Last week, US Defense Intelligence Agency Director Lieutenant General Ronald Burgess told a Senate Armed Services Committee that Iran will not start the war in the Middle East, unless, of course, the US acts first. However, Burgess added that, despite increased sanctions imposed by the US and a buildup of American military forces surrounding the country, Iran is unlikely to halt its nuclear weapons program.
“Iran can close the Strait of Hormuz at least temporarily, and may launch missiles against United States forces and our allies in the region if it is attacked,” Burgess said at the Senate committee hearing. “Iran could also attempt to employ terrorist surrogates worldwide. However, the agency assesses Iran is unlikely to initiate or intentionally provoke a conflict.”
It appears that Prime Minister Netanyahu is not sharing the Americans’ optimism, and may very well be planning a clash with Iran before the US makes up its mind.
In late January, Israeli and American officials mysteriously sheleved plans for a joint missile exercise, the largest of its kind, in Israel. The exercise, originally slated for this spring, was rescheduled for October of 2012.

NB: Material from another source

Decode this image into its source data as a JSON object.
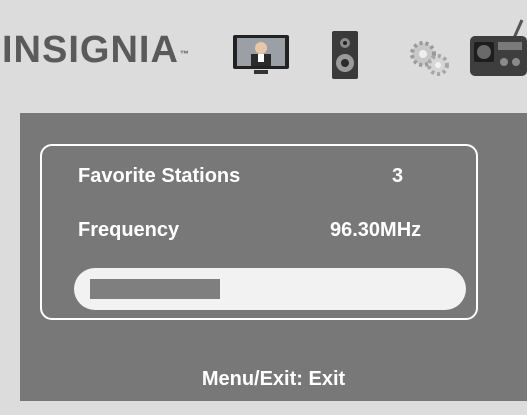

The drill will involve a surge of American troops to Israel by the thousands, marking the biggest test of its type for both nations. As tensions worsen between Israel and its unfriendly neighbor, Iranian authorities fear that the exercise will test out more than just the missile capabilities of the two allies.
But at this point it isn’t at all clear whether Netanyahu is prepared to wait until October.